Tesla sales surge 98%; company boosts margins on its less-costly models
Tesla Inc posted a bigger second-quarter profit than expected on Tuesday thanks to sharply higher sales of its less-expensive electric vehicles, as it raised prices to boost its margins on them.
Tesla also cut costs which helped it offset many of the supply chain and microchip shortfalls facing the auto industry.
For the first time since late 2019, Tesla profits did not rely on sales of environmental credits to other automakers, a sign of increasing financial health for the manufacturing operation. Tesla boosted its performance by cutting features it said were unused or unneeded and raising US vehicle prices.
Shares of the world's most valuable automaker rose 1.5% in extended trade.
In a call with investors and analysts, Tesla executives said that volume production growth will depend on parts availability, and Musk cautioned the shortage of semiconductors will continue.
“The global chip shortage situation remains quite serious,” Musk said.
Still, Musk said Tesla expects to launch production this year of the Model Y SUV at factories under construction in Texas and Germany. He said the company expects battery cell suppliers to double production next year.
Despite the pandemic and the supply chain crisis, Tesla posted record deliveries during the quarter, thanks to sales of cheaper models including Model 3 sedans and Model Ys.

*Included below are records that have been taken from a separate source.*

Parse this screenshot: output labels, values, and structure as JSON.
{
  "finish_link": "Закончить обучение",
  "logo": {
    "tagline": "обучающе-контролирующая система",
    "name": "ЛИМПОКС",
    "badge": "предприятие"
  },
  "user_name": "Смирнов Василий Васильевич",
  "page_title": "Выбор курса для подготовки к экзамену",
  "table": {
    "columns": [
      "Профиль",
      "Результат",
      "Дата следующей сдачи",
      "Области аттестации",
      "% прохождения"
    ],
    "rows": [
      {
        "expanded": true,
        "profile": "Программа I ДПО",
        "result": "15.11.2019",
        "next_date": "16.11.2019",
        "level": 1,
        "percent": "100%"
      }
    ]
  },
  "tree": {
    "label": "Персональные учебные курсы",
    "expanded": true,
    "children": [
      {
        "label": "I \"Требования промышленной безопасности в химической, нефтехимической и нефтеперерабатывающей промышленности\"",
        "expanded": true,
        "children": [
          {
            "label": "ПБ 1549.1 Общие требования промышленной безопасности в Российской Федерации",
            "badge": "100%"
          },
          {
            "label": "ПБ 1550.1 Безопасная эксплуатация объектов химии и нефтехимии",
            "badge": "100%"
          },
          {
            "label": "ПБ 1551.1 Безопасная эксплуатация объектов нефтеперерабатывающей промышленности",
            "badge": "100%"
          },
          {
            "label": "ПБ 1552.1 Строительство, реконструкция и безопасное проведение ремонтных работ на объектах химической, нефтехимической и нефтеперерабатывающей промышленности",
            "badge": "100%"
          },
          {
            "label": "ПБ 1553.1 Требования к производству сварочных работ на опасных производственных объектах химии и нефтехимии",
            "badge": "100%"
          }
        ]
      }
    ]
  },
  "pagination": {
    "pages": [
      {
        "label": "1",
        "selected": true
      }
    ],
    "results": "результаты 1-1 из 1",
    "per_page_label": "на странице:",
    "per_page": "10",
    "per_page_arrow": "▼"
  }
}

The carmaker, led by billionaire entrepreneur Elon Musk, said revenue jumped to $11.96bn (roughly R177bn) from $6.04bn (roughly R89.4bn) a year earlier, when its California factory was shut down for more than six weeks due to local lockdown orders to fight the pandemic.
Analysts had expected revenue of about $11.3bn (roughly R167.2bn), according to IBES data from Refinitiv.
Excluding items, Tesla posted a profit of $1.45 per share, easily topping analyst expectations for a profit of 98c per share.
Tesla said operating income rose with volume growth and cost reduction, which offset higher supply chain costs, lower regulatory credit revenue and other items including $23m (roughly R340.4m) in losses on investment in cryptocurrency bitcoin.
Tesla's profitability has often relied on selling regulatory credits to other automakers, but in the second quarter, Tesla was profitable without these credits for the first time since the end of 2019. Its GAAP net income was $1.14bn (roughly R16.9bn) in the second quarter. Revenue from the credits only totalled $354m (roughly R5.24bn).
“Tesla impressed with its numbers, as most of its revenue came from vehicle sales,” Jesse Cohen, senior analyst at Investing.com, said.
Carmaker Stellantis expects to achieve its European carbon dioxide (CO2) emissions targets this year without environmental credits bought from Tesla.
Tesla said it said it has delayed the launch of the Semi truck programme to 2022 to focus on starting factories and due to limited availability of battery cells and other parts this year.
But the company's new 4680 batteries are not ready for volume production; executives said it was difficult to predict when technological challenges would be resolved.
In an aside, Musk said he “most likely will not be on earnings calls” going forward to discuss financial results with investors and analysts. These calls have been a colourful quarterly ritual Musk has used for discourses on Tesla technology, or to fire back at rivals or critics.